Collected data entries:
****

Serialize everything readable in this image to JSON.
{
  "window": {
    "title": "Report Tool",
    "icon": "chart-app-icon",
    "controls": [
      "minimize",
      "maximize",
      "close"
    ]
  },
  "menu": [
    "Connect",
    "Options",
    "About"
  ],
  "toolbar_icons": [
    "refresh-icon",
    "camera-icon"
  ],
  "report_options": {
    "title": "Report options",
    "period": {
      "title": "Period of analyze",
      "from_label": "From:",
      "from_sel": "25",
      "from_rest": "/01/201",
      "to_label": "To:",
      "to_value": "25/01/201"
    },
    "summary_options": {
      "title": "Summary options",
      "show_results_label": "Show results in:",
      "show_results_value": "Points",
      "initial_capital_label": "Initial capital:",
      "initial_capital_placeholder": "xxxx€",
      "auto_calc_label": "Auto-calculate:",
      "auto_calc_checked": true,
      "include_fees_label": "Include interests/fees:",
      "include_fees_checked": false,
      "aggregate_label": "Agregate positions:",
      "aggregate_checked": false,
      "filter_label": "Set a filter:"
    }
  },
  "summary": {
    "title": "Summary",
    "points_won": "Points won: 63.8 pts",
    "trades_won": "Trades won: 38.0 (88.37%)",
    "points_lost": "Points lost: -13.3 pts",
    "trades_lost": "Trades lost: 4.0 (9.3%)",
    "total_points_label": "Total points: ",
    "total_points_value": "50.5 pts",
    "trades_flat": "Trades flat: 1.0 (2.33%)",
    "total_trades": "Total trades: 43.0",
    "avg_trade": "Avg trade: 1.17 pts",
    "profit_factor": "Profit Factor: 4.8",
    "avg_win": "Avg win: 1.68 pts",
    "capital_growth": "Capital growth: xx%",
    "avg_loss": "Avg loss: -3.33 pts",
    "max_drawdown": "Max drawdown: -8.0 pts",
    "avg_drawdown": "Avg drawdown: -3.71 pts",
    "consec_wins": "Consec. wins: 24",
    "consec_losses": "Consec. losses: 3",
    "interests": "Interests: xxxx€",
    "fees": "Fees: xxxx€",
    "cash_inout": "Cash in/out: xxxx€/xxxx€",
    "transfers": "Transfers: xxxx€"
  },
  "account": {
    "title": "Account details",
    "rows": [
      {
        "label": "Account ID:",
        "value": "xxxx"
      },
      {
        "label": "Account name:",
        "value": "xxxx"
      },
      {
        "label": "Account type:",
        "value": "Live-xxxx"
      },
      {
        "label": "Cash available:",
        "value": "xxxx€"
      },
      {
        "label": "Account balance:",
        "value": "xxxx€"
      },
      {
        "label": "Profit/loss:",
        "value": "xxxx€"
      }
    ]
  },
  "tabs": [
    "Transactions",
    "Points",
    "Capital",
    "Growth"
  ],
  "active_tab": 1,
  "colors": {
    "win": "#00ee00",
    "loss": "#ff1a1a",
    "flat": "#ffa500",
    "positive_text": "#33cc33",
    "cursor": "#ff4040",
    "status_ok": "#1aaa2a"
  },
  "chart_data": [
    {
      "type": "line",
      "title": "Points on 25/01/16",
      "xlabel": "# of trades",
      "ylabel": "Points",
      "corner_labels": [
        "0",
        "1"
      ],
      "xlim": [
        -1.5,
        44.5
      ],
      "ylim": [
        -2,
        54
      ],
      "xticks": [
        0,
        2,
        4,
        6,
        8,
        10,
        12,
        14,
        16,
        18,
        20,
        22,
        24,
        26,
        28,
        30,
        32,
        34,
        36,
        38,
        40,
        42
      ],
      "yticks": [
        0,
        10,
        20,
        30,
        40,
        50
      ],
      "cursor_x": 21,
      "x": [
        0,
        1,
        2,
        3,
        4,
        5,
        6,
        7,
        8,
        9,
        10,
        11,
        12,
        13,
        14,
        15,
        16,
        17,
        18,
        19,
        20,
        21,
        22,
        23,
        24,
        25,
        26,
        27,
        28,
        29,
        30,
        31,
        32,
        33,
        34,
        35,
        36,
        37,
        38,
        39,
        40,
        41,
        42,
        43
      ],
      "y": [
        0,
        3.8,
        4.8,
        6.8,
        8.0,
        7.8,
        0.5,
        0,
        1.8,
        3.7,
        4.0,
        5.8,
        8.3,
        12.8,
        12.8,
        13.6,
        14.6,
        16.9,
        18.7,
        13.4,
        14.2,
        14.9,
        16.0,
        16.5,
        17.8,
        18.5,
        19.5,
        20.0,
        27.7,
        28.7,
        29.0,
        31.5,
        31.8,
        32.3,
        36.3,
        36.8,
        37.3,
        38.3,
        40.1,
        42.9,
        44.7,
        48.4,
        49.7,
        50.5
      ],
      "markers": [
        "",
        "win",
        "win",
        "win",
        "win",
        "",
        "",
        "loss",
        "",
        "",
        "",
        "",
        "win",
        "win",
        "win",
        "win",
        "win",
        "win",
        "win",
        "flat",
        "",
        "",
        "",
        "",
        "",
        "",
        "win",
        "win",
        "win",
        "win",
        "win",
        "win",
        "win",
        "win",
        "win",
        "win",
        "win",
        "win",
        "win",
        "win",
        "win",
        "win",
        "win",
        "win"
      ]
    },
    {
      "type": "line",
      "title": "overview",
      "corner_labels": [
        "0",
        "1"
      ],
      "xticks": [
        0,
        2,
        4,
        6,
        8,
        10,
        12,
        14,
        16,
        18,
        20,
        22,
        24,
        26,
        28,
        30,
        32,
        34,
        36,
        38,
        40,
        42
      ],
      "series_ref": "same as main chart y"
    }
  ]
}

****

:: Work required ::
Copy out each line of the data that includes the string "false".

:: Your solution ::
      "include_fees_checked": false,
      "aggregate_checked": false,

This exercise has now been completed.